[PROVIDED RECORDS Boundary: Start]

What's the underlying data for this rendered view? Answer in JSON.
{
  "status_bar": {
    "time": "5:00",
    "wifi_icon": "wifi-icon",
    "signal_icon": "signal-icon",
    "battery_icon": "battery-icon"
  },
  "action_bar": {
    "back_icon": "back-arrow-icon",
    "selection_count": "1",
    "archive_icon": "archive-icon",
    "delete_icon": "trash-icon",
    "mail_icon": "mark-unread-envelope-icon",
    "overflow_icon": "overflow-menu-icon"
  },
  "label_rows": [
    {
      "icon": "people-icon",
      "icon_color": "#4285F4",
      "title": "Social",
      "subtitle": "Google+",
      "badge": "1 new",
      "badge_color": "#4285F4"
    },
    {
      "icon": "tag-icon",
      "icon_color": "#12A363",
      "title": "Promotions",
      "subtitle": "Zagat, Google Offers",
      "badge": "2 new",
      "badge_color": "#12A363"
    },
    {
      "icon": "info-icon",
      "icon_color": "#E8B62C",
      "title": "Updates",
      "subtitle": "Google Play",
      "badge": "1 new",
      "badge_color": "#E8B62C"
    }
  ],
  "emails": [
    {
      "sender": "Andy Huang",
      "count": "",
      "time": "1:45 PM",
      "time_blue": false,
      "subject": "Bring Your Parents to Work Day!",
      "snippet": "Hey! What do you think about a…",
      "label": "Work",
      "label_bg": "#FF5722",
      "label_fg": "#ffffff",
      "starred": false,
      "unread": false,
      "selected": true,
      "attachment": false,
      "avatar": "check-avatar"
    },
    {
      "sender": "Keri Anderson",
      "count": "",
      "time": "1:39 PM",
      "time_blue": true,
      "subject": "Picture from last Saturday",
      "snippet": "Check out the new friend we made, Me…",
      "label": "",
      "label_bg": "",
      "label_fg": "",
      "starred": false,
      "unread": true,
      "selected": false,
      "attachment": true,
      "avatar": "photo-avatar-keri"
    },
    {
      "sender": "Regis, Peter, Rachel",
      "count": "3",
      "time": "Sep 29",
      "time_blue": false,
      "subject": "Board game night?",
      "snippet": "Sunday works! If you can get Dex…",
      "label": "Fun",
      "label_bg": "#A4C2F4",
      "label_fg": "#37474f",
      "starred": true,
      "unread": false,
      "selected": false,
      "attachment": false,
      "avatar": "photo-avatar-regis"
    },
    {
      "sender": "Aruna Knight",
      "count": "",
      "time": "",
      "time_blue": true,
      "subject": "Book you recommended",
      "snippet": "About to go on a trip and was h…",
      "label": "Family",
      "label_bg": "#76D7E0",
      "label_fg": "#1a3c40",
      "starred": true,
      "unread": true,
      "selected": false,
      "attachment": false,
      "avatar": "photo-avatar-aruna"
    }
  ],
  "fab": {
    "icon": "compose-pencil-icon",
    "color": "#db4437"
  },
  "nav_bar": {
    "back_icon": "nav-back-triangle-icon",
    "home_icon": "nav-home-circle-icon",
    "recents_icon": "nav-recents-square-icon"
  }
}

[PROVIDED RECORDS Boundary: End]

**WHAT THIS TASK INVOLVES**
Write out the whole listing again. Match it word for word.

**TASK SOLUTION**
What's the underlying data for this rendered view? Answer in JSON.
{
  "status_bar": {
    "time": "5:00",
    "wifi_icon": "wifi-icon",
    "signal_icon": "signal-icon",
    "battery_icon": "battery-icon"
  },
  "action_bar": {
    "back_icon": "back-arrow-icon",
    "selection_count": "1",
    "archive_icon": "archive-icon",
    "delete_icon": "trash-icon",
    "mail_icon": "mark-unread-envelope-icon",
    "overflow_icon": "overflow-menu-icon"
  },
  "label_rows": [
    {
      "icon": "people-icon",
      "icon_color": "#4285F4",
      "title": "Social",
      "subtitle": "Google+",
      "badge": "1 new",
      "badge_color": "#4285F4"
    },
    {
      "icon": "tag-icon",
      "icon_color": "#12A363",
      "title": "Promotions",
      "subtitle": "Zagat, Google Offers",
      "badge": "2 new",
      "badge_color": "#12A363"
    },
    {
      "icon": "info-icon",
      "icon_color": "#E8B62C",
      "title": "Updates",
      "subtitle": "Google Play",
      "badge": "1 new",
      "badge_color": "#E8B62C"
    }
  ],
  "emails": [
    {
      "sender": "Andy Huang",
      "count": "",
      "time": "1:45 PM",
      "time_blue": false,
      "subject": "Bring Your Parents to Work Day!",
      "snippet": "Hey! What do you think about a…",
      "label": "Work",
      "label_bg": "#FF5722",
      "label_fg": "#ffffff",
      "starred": false,
      "unread": false,
      "selected": true,
      "attachment": false,
      "avatar": "check-avatar"
    },
    {
      "sender": "Keri Anderson",
      "count": "",
      "time": "1:39 PM",
      "time_blue": true,
      "subject": "Picture from last Saturday",
      "snippet": "Check out the new friend we made, Me…",
      "label": "",
      "label_bg": "",
      "label_fg": "",
      "starred": false,
      "unread": true,
      "selected": false,
      "attachment": true,
      "avatar": "photo-avatar-keri"
    },
    {
      "sender": "Regis, Peter, Rachel",
      "count": "3",
      "time": "Sep 29",
      "time_blue": false,
      "subject": "Board game night?",
      "snippet": "Sunday works! If you can get Dex…",
      "label": "Fun",
      "label_bg": "#A4C2F4",
      "label_fg": "#37474f",
      "starred": true,
      "unread": false,
      "selected": false,
      "attachment": false,
      "avatar": "photo-avatar-regis"
    },
    {
      "sender": "Aruna Knight",
      "count": "",
      "time": "",
      "time_blue": true,
      "subject": "Book you recommended",
      "snippet": "About to go on a trip and was h…",
      "label": "Family",
      "label_bg": "#76D7E0",
      "label_fg": "#1a3c40",
      "starred": true,
      "unread": true,
      "selected": false,
      "attachment": false,
      "avatar": "photo-avatar-aruna"
    }
  ],
  "fab": {
    "icon": "compose-pencil-icon",
    "color": "#db4437"
  },
  "nav_bar": {
    "back_icon": "nav-back-triangle-icon",
    "home_icon": "nav-home-circle-icon",
    "recents_icon": "nav-recents-square-icon"
  }
}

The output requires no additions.